Something I’m often asked in interviews and by readers is what inspired me to write a book. Where do I get my ideas? It’s a difficult thing to pin down because there are so many elements involved, but I’m going to try to answer as fully and honestly as I can.
My source of first inspiration is myself. Not that my life is so very interesting, but what I mean is I’ve been a lover of stories for as long as I can remember. So when I’m brainstorming for a new book, the first person’s approval I seek is my own. What kind of story would I like to read? Because if I’m not writing stories I enjoy, then there’s no point.

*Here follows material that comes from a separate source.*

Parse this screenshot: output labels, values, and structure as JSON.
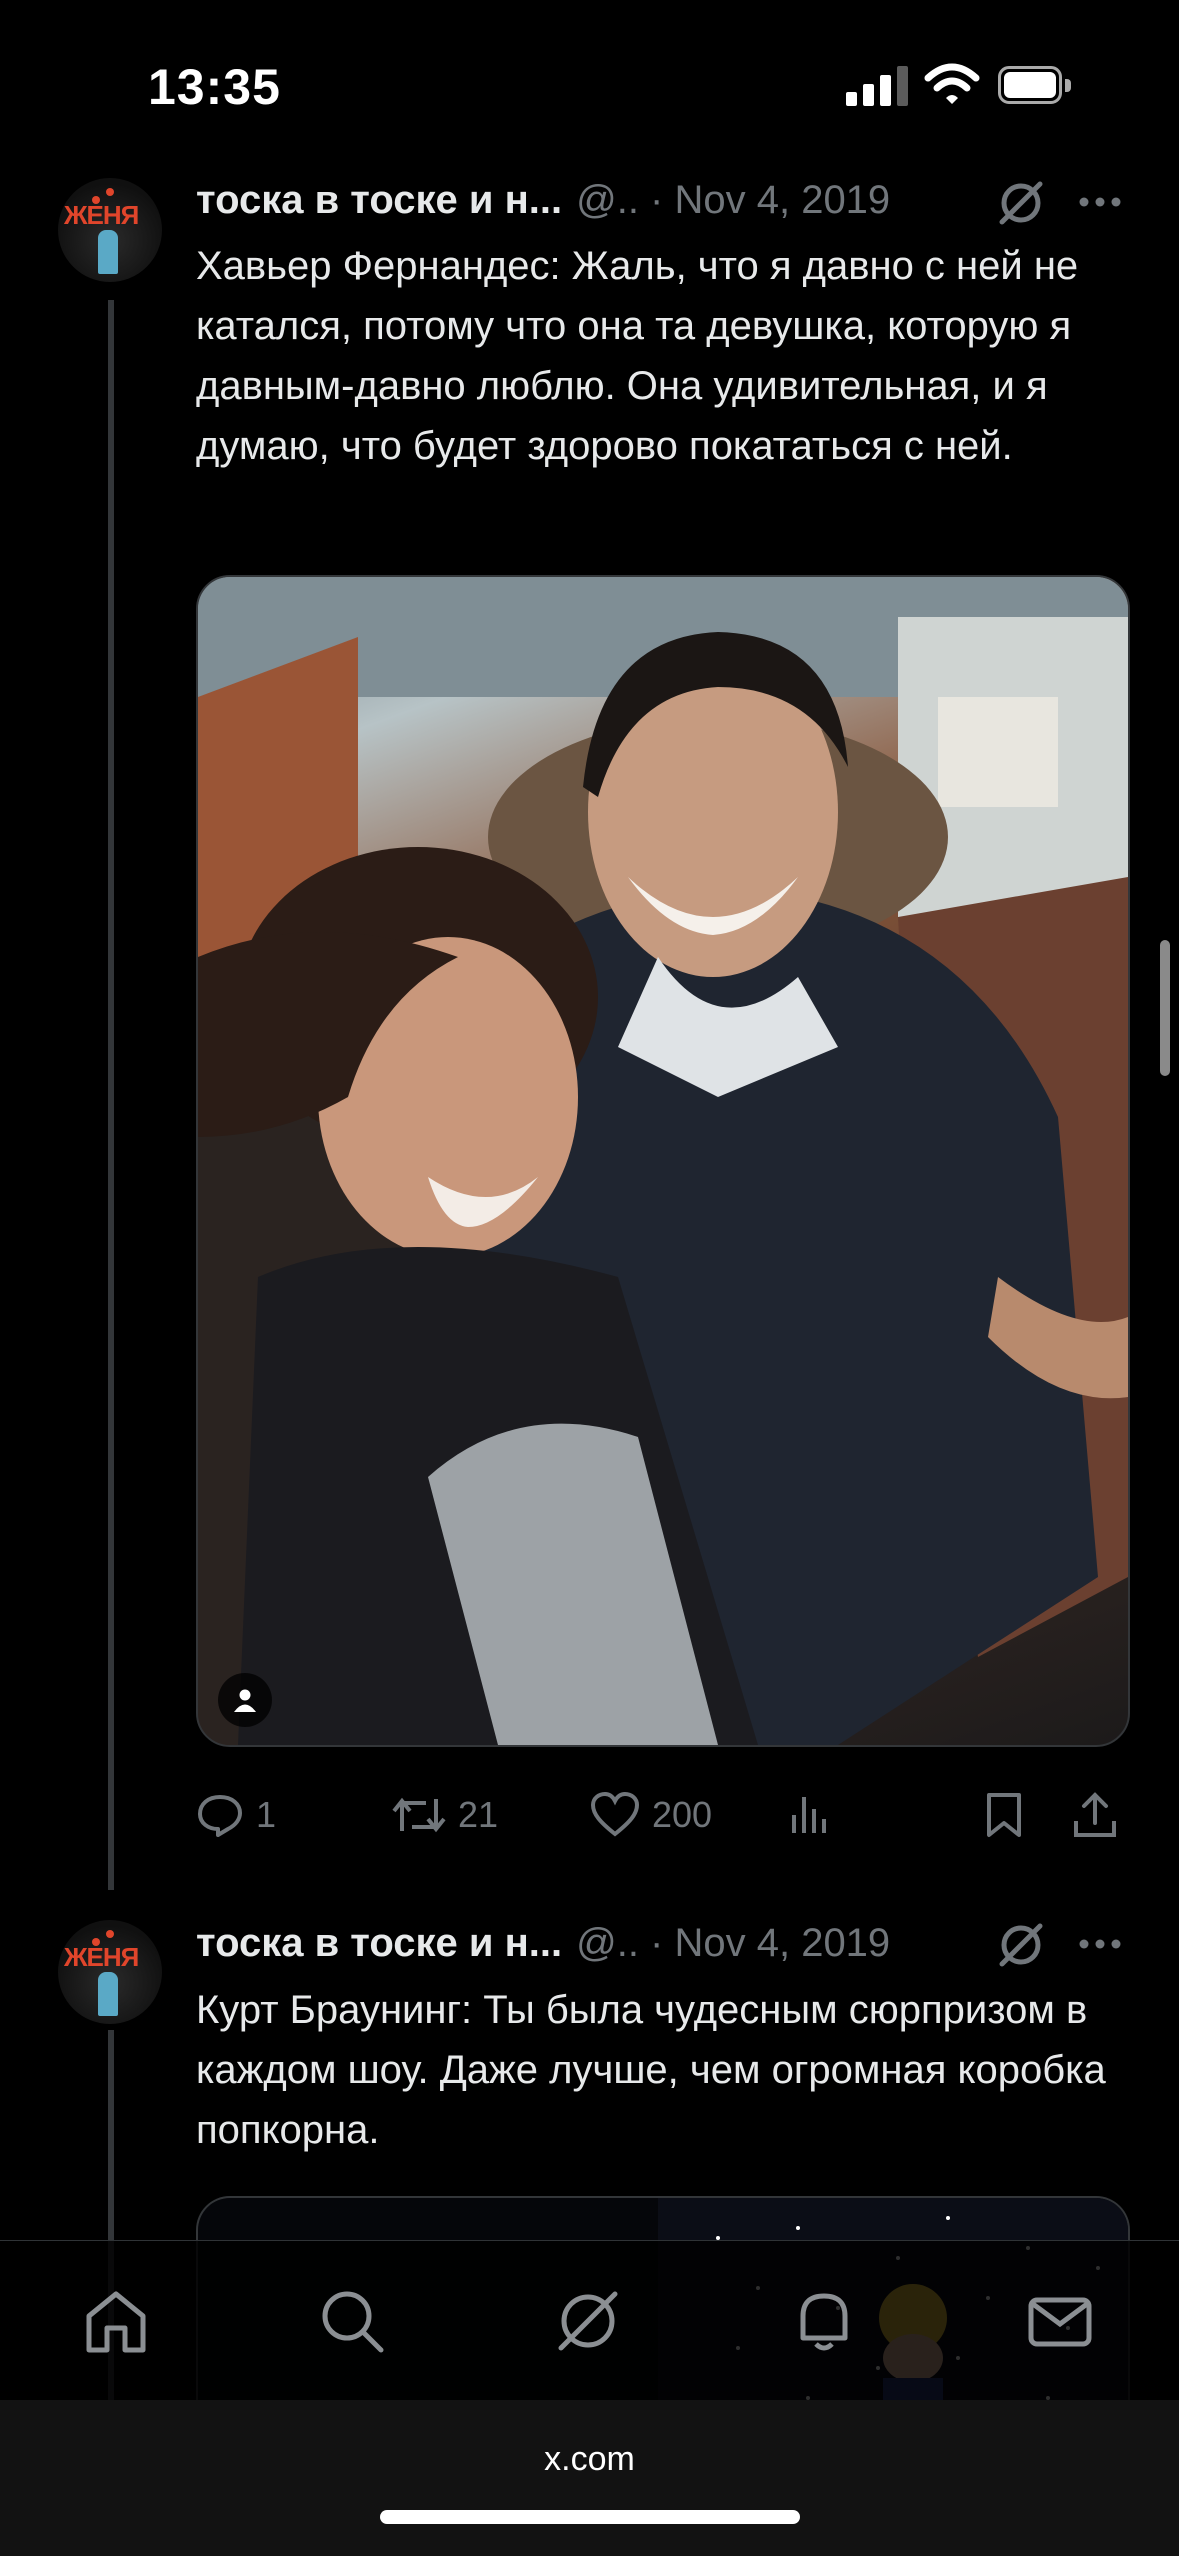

My second inspiration is always my readers. This is the “performance” side of my writing. I’m not comfortable on stage or behind a microphone, but for some reason crafting a story to tell the world is my niche. In a way it feels safer than standing on a stage, all alone and vulnerable. Yet one of the first lessons you learn when you’re published is that not everyone is going to love your baby as much as you do. I always tell novice writers they better have thick skins because the world can be cruel. However, for all the slings and arrows lobbed in my direction from time to time, the experience of hearing from a happy reader is thrilling beyond words.
I’m also inspired by all the great writers who have come before me and those working now. I don’t think there’s ever been a time since I was eight or nine years old that I haven’t been reading fiction. I finish one book and pick up another. I also enjoy re-reading my favorite books/series. Glen Cook, Robert E. Howard, Robert Heinlein, Leo Tolstoy, H.P. Lovecraft, and many others — these are the foundations of my universe.
Whenever I read a story, I find myself picking out bits to mull over. Maybe it’s a scene that really connected with me or just a turn of phrase. I’ll find myself thinking about them long after I finished the story, wondering how I can absorb them and use them to improve my own writing.
And I hope I never stop this process of learning because writing is something you’ll never completely master. There will always be something new to read, to experience, to love. And that inspires me to keep pushing myself to get better all the time.
The world inspires me. That’s not just some rainbows-and-unicorns trippy statement. I pick up nuggets of stories just by watching people around me. At home, at the mall, at a restaurant, at conventions — wherever I find myself, stories abound. I don’t use even one percent of the information I take in. There’s just too much.
But it forms the background for my style, like a million voices whispering in the back of my mind as I’m writing. Informing me, guiding me, keeping me on the right track. It’s these observations that allow me to write about people and places I’ve never actually seen, to fabricate new personalities and fantastical worlds. When people ask me where I got the idea for a character, I’m always tempted to say look in the mirror, because that’s true to some degree.
Lastly, there is an element of inspiration I can’t explain. It’s the thing that wakes me up from a sound sleep at three in the morning and demands that I go back and fix something I wrote earlier that day. It’s the thing that pulls that perfect word or phrase from out of thin air. It’s also the thing that lets me sink so deep into the writing that I lose track of time and place. There is a magic in writing. It’s a connection to an inner power beyond quantification or analysis, but you know when you feel it. That, perhaps most of all, is what truly inspires me to do what I do.
For those who ask “what inspires you” because you’re searching for a unifying answer, a silver bullet that will unlock publishing success, I wish I had a better answer. I never had to search for inspiration to write. It’s been part of me from the beginning. It starts with wonder and curiosity about the world and extends like a lighted highway through an unknown land. And I hope the ride never ends.
Jon Sprunk is the author of the fantasy epic Blood and Iron as well as the Shadow Saga trilogy (Shadow’s Son, Shadow’s Lure, and Shadow’s Master). He’s also a mentor at the Seton Hill University fiction writing program. For more on his life and writing, check out www.jonsprunk.com.